they helped us fund the tech development .”
But why is selenium a problem in mining and how did it become a problem ? Kratochvil says it has always been there but has not been measured and the detection limits were not where they are today . But more importantly , the aquatic toxicology of selenium is a relatively new science and one that is still fast evolving . “ The understanding of its impacts on the receiving environment is increasing – particularly that the nature of selenium toxicity is not acute rather it is chronic long term through genetic mutations in organisms and you need to have seen generations of organisms before you actually see an effect . So if you start a mine , and you have selenium in your discharge , you are unlikely to see effects for maybe ten years . But eventually you will see them and by then it is too late . The danger for the industry and something the regulators recognised , was that by the time you start seeing effects the bioaccumulation has already started and it is very difficult to turn the dial back – so the industry needed something proactive and that would catch it early using conservative regulation limits .”
In very low levels , selenium is a micro nutrient – the problem is that aquatic organisms are way more sensitive to it than humans . Drinking water standards are orders of magnitude greater than those for fish . It starts in micro algae and plankton then invertebrates and fish and so on . Another important piece is that the first step – the way selenium update happens between the water and the algae – depends on a lot of site specific factors such as water flow rate – in lakes and marshes bioaccumulation starts much more quickly than in a river . “ While the biological systems can remove 90 % or so of the inorganic selenium , a small portion of what is left is converted from the inorganic form which is not as bio-accumulative , as the organo forms that the biological approaches actually generate in small amounts . Those small amounts are orders or magnitude more bio-accumulative than the inorganic selenium that was in the water in the first place . So in some ways the biological treatment can , in some cases , make the effluent more toxic . This was not appreciated until people started building these plants and measuring different forms of selenium in effluent and the regulators said you not only have to sample the water but also take samples of fish tissue – where levels were actually going up faster than before the treatment plant was put in .”
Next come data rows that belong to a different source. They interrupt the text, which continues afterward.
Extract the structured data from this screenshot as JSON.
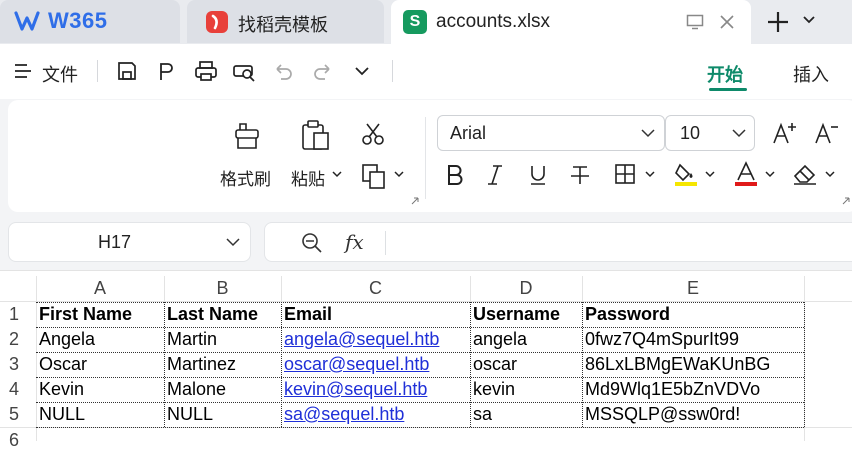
{
  "tabs": {
    "wps_logo": "W365",
    "docer": "找稻壳模板",
    "file": "accounts.xlsx"
  },
  "menu": {
    "file": "文件",
    "start": "开始",
    "insert": "插入"
  },
  "ribbon": {
    "format_painter": "格式刷",
    "paste": "粘贴",
    "font_name": "Arial",
    "font_size": "10"
  },
  "formula_bar": {
    "name_box": "H17",
    "fx": "fx",
    "value": ""
  },
  "sheet": {
    "columns": [
      "A",
      "B",
      "C",
      "D",
      "E"
    ],
    "rows": [
      "1",
      "2",
      "3",
      "4",
      "5",
      "6"
    ],
    "header": [
      "First Name",
      "Last Name",
      "Email",
      "Username",
      "Password"
    ],
    "data": [
      [
        "Angela",
        "Martin",
        "angela@sequel.htb",
        "angela",
        "0fwz7Q4mSpurIt99"
      ],
      [
        "Oscar",
        "Martinez",
        "oscar@sequel.htb",
        "oscar",
        "86LxLBMgEWaKUnBG"
      ],
      [
        "Kevin",
        "Malone",
        "kevin@sequel.htb",
        "kevin",
        "Md9Wlq1E5bZnVDVo"
      ],
      [
        "NULL",
        "NULL",
        "sa@sequel.htb",
        "sa",
        "MSSQLP@ssw0rd!"
      ]
    ]
  },
  "colors": {
    "accent": "#0e8a6a",
    "link": "#1f2fd8",
    "logo": "#2f6ee8"
  }
}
What happens to selenium at the end of treatment ? Kratochvil : “ It goes into a residue and just by its nature , the biological residue is really unstable . If you put in into a conventional landfill , it will get into the leachate ; you can hope for the best and store it under anaerobic conditions . But with an inorganic approach like
24 International Mining | MARCH 2024